Customized solution for doubling of production rate
Complex deep-drawing parts with maximum productivity
A new 1,250 t servo-transfer press from ANDRITZ Kaiser is producing sophisticated deep-drawing parts for exhaust systems at the automotive supplier Tenneco in Edenkoben, Germany. The location in Edenkoben is the central pressing plant for the entire corporate group, and any faults, let alone breakdowns, could also jeopardize production at other locations. ANDRITZ Kaiser presses have been associated for decades with such attributes as reliability and availability, and these were the deciding factors when Tenneco selected its supplier.
Various components for exhaust systems used in cars and trucks are manufactured on the servo-transfer press. It produces not only complex, voluminous components with a large drawing depth, but also simple, smaller parts requiring high pressing force.
Tenneco already manufactures similar components today on mechanical and hydraulic transfer presses, but the aim of this new machine was to combine the advantages of the hydraulic press with those of a mechanical press – as far as technically possible – as an optimum for Tenneco’s range of parts. This new press was developed based on the lessons learned from problems in the past.
The result is a pressing plant customized to meet Tenneco’s demands. Automation, press, and drawing cushion are designed for high yield, with a maximum available stroke of 500 mm. A smaller stroke can be achieved with a pendulum. The advantage of the servo-press is the enormous flexibility it has as a result of the freely programmable ram kinematics with which the ram speed can be set precisely according to the forming (drawing) process. After forming, the press accelerates to its maximum speed, taking appropriate account of a time frame for transport of the parts. As a result, the press can achieve optimum productivity, even with complex components.
It is also important to consider performance of the drawing cushion as counterpart of the press ram. With its freely programmable, hydraulic movement guide, this high-tech drawing cushion from Bosch Rexroth can be programmed for all necessary program characteristics, be it uncontrolled mode, degressive or progressive force progression, with or without pre-acceleration, or only as ejector. This drawing cushion is the optimum solution for the performance of the servo-transfer press from ANDRITZ Kaiser.
The complex, asymmetrical structure of the components that generate heavy eccentric loads on the press structure has already been mentioned. This particular challenge was resolved by the extraordinary stability and rigidity of the press frame.
In addition to the large-volume deep drawing parts, the press is also suitable for smaller, thick-walled components. With the pendulum, the stroke height can be set to the optimum for the respective die. Another highlight of this plant is the use of sandwich sheets. The coiling line from DREHER Automation has 2 coilers so that both metals strips can be conveyed to the press in parallel to one another. This process is state of the art nowadays in the exhaust systems sector in order to reduce noise emissions.
Highest precision, doubling of production, and reduced reject rate.
The machine’s high precision has proven to be a particularly positive aspect for the customer, Tenneco.
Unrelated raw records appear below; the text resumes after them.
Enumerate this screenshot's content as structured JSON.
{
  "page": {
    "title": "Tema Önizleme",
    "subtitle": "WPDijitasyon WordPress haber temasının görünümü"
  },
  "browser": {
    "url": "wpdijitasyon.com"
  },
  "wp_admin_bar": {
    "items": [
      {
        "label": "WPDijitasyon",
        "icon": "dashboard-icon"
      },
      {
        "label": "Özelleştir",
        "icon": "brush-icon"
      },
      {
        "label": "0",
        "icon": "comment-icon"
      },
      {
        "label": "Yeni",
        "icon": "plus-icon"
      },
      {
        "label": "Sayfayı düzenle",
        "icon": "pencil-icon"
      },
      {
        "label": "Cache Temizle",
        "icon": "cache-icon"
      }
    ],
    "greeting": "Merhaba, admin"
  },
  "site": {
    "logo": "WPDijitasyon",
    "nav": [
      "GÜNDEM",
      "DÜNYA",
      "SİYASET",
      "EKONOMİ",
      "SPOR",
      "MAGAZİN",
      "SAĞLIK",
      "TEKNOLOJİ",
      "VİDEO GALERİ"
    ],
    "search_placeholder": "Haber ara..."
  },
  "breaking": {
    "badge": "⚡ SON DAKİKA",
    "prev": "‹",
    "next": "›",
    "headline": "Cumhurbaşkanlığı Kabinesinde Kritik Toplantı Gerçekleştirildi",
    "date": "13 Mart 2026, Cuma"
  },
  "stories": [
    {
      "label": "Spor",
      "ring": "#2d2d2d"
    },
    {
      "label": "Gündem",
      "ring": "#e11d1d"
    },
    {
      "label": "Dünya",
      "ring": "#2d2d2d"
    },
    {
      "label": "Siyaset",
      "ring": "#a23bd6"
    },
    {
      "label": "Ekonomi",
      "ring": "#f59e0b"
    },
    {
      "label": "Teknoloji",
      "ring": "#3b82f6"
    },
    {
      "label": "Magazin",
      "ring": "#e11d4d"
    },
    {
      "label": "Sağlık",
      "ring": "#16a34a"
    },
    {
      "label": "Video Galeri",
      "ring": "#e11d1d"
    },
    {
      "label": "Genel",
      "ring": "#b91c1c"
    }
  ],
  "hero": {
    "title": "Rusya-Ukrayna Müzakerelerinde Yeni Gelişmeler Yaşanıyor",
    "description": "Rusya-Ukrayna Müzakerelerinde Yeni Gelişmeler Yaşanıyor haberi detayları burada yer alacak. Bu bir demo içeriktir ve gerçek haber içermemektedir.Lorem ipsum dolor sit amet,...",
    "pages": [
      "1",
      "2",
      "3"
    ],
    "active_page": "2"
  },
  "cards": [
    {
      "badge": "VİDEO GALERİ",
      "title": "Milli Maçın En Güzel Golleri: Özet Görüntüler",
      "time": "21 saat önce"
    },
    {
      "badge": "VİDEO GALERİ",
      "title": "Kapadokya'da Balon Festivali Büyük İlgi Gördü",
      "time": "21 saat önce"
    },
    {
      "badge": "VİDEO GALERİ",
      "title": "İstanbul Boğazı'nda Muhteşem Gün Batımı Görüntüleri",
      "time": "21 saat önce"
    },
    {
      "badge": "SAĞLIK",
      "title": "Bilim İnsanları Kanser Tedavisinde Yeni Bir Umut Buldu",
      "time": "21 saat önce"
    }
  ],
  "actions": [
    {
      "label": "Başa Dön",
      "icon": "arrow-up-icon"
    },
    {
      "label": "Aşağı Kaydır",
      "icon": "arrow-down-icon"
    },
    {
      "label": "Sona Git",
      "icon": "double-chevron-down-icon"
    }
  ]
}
As a result of the ram linear guides free from play and the related guiding accuracy, very small cutting gaps can be achieved, in the region of 2µ. Compared to the old hydraulic press, the yield could be almost doubled and the reject rate reduced by up to 25%, depending on the component.
The servo-curves are programmed in the proven ANDRITZ Kaiser curve generator integrated into the press control. Tenneco can use this to generate a suitable curve for each die and store it in the die data. The press is driven by 3 servo-torque motors and has an efficient energy management system. A combination of a rotatory energy storage device and a condenser buffer absorbs the energy generated when braking and passes it on to the intermediate circuit again during the working stroke. The advantage of this solution is that the transfer is also integrated into the intermediate circuit in terms of drive technology so that the energy stored can be used to return the press to a secure position in the event of a sudden power loss.
As the press plant had to be integrated into an existing machine hall, there were many obstacles to overcome. The roof had to be raised specially due to the size of the machine. And there were considerable challenges lower down as well because the pit is five meters deep. The press, stripped down to its component parts, could only be positioned safely at its new destination from above. One of the largest mobile cranes available in Germany was needed for this purpose.
In order to reduce the tooling times, the press has a semi-automatic die changing system with a tandem-type changing carriage; the dies weigh up to 25 tons.
A particular highlight is the very fast start-up curve for the overall plant, which was only achieved thanks to the collaboration of all concerned, such as the plant operating company, stamping plant engineering, press supplier, automation manufacturer, architect, logistics planner, and so on. Precision and productivity was always the main consideration throughout the entire concept.
Advantages of the new plant for customers
- Productivity almost doubled
- Reduction of scrap by up to 25%
- Batch sizes of 2,000 to 6000 parts, depending on the components concerned
- Stroke of 500 mm max.
- High flexibility due to freely programmable ram kinematics
- Use of sandwich sheets due to parallel transport
- Smallest cutting gap in the region of 2µ
- Efficient energy management system